Parents and teachers should operate under the following scenario: "We have the ability to give to our children/students only a precious few blessings. Which blessings do we wish to bestow upon them? Unlimited wealth and greed? Educational degrees that breed arrogance and denigration of those less fortunate? Trips to Nepal or New Zealand or Antarctica? Fads and drugs and sexual promiscuity and experimentation, tobacco and alcohol abuse, outlandish clothing and boorish behavior? Or should we bless them with the ability to build a strong marriage and a warm and supportive home and family? To have a successful career or profession without crushing others who seemingly stand in the way? To view life with faith and reverence, not to mock others or blame entire groups of people for the aberrant behavior of the very few?"

Choose your blessings carefully. The toy that you liked so much that you lovingly bought to give to your child may have loose and dangerous parts in it that can injure your child. All of the commissions in the world will not reduce violence in our society if children are not made aware from their earliest youth that violence is unacceptable.

Of course, preaching this to children demands parallel practice by parents and teachers. Reverence is not taught in books. It is a product of role models and attitudes. Respect is taught by giving respect to the child and student. An education that glorifies poverty as somehow being the acceptable way of life is not a blessing. Teaching children that everything in life will somehow be provided to them by others is a cruel hoax and far from being a favorable blessing. But giving them a sense of tradition and history, a faith that will enable them to transcend the unavoidable defeats and tragedies of life is an enormous blessing.

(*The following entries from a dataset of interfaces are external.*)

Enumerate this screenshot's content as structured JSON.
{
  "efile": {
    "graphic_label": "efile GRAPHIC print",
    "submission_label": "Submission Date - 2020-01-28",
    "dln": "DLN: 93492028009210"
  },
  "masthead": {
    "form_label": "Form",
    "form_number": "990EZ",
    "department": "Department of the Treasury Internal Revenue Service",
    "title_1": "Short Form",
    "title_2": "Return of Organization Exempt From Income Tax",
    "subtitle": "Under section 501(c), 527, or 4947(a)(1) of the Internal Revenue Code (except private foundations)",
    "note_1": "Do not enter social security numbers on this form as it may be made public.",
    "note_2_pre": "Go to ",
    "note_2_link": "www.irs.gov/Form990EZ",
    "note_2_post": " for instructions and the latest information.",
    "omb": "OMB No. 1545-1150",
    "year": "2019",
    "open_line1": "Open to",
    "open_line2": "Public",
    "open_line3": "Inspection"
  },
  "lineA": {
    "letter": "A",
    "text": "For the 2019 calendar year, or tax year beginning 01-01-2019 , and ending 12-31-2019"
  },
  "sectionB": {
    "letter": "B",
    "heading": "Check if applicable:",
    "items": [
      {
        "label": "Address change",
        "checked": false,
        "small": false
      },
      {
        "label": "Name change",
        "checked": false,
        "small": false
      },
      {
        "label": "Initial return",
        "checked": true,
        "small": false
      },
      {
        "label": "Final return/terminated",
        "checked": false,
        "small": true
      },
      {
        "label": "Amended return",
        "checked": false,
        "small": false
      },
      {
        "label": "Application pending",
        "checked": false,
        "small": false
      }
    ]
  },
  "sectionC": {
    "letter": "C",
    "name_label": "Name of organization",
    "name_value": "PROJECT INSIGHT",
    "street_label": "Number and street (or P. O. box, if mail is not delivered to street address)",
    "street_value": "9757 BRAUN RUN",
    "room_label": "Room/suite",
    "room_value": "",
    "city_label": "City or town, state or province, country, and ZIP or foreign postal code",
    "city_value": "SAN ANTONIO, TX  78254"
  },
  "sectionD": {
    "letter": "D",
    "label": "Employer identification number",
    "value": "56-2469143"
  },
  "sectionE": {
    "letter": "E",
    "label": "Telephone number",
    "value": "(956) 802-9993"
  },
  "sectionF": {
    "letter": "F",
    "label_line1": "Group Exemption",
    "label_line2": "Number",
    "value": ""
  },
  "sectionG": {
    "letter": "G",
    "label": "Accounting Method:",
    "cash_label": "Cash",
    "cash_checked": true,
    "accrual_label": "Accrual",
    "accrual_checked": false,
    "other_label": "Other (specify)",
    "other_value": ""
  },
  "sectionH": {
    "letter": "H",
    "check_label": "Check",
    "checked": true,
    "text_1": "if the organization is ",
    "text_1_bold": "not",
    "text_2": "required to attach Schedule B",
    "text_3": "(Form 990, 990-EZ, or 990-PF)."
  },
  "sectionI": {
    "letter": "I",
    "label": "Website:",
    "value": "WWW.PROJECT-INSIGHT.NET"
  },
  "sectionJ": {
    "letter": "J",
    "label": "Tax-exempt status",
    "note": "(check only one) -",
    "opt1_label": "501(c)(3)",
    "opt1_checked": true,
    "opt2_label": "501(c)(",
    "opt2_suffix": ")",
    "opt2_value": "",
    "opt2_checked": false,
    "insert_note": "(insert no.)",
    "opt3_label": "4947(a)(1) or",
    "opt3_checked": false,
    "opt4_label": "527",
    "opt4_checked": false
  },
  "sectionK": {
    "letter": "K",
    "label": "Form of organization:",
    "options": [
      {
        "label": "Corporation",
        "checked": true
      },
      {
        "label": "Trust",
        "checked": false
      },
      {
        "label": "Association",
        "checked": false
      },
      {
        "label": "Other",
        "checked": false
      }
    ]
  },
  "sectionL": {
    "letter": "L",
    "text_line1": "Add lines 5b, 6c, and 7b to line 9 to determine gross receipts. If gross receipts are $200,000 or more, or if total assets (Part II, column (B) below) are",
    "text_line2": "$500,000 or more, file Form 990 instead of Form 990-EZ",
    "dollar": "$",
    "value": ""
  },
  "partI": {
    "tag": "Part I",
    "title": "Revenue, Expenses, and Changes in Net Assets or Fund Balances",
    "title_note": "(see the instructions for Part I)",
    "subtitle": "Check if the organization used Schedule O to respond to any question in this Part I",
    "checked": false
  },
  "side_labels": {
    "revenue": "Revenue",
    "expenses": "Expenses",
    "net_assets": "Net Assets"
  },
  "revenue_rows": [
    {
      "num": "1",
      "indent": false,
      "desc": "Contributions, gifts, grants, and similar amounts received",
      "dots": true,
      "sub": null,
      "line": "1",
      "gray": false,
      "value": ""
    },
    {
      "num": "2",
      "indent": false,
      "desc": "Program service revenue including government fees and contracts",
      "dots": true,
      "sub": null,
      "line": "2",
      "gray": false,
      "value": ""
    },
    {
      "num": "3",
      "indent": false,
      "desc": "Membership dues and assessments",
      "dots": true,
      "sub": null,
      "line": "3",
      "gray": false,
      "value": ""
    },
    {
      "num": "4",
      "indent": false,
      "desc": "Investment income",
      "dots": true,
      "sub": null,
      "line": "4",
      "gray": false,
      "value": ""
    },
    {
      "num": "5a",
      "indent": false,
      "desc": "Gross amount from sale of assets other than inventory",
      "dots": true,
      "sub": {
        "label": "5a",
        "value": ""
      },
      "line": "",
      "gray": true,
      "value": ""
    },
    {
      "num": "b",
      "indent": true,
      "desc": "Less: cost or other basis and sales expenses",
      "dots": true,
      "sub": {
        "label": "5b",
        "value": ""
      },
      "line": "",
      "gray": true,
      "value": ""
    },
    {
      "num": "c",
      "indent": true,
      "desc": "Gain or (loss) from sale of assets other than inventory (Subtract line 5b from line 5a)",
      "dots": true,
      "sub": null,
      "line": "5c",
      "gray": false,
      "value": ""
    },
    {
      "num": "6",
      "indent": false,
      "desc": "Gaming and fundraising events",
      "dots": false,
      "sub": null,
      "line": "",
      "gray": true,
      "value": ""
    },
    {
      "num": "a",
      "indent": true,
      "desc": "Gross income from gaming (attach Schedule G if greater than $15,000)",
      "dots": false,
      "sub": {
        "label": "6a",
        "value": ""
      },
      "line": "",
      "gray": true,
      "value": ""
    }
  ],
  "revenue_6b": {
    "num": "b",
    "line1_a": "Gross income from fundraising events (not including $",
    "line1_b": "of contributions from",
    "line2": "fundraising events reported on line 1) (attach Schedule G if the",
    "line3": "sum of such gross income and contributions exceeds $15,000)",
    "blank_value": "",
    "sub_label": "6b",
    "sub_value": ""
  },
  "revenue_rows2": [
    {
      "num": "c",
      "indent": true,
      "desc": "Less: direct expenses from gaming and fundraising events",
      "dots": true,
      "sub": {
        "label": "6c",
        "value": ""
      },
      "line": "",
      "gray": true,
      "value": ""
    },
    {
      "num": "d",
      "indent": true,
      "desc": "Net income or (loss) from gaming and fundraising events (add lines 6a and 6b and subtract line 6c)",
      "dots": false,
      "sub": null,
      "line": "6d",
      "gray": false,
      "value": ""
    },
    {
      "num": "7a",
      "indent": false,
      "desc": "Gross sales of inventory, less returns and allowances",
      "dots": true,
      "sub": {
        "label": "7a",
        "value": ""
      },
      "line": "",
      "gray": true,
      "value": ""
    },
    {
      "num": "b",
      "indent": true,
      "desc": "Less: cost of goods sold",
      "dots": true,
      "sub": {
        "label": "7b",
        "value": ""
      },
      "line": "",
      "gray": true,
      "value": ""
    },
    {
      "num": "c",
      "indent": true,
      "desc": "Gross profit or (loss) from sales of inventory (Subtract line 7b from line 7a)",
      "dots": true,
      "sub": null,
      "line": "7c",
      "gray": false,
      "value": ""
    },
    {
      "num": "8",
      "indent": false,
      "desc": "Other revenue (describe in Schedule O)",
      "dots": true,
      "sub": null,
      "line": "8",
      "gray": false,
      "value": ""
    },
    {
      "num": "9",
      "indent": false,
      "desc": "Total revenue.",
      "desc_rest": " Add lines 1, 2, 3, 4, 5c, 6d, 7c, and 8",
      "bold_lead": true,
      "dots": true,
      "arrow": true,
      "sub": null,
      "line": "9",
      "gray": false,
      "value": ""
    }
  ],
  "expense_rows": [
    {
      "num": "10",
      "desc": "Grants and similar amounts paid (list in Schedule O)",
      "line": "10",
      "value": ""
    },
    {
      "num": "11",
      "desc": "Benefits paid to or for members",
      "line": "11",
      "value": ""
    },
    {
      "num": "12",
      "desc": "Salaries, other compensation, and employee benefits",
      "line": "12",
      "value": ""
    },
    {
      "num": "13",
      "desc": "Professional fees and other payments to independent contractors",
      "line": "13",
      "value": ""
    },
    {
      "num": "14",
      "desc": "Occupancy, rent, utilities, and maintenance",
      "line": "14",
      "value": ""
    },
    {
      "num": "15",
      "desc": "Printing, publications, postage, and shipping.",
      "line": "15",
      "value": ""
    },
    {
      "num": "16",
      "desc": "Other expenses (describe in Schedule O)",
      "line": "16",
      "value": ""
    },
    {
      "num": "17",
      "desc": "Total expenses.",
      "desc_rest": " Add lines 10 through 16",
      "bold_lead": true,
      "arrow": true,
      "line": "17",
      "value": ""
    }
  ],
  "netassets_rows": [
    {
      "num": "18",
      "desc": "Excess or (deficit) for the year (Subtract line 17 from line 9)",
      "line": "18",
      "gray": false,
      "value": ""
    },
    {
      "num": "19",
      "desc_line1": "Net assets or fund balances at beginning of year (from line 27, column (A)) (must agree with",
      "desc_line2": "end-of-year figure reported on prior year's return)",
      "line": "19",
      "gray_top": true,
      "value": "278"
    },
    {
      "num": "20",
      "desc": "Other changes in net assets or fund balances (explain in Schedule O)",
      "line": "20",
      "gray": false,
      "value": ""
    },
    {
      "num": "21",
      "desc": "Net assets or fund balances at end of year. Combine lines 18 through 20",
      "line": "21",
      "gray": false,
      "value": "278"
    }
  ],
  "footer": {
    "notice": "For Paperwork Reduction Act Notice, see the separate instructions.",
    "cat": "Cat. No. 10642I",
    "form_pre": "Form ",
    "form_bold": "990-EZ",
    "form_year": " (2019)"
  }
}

The much reviled and currently unappreciated "old Jew" knew this and transmitted this message throughout the centuries to its children every Erev Yom Kippur. The "new Jew", burdened with all of the secular humanism baggage of the past two centuries, has discarded all of the old blessings in favor of new ones. All of history and our inner good sense warns us that these new blessings will not weather well in the exposure of infinite time.

JWR contributor Rabbi Berel Wein is one of Jewry's foremost historians and founder of the Destiny Foundation. He resides in Jerusalem. You may contact Rabbi Wein by by clicking here or calling 800-499-WEIN (9346).


09/10/99: A good year

©1999, Rabbi Berel Wein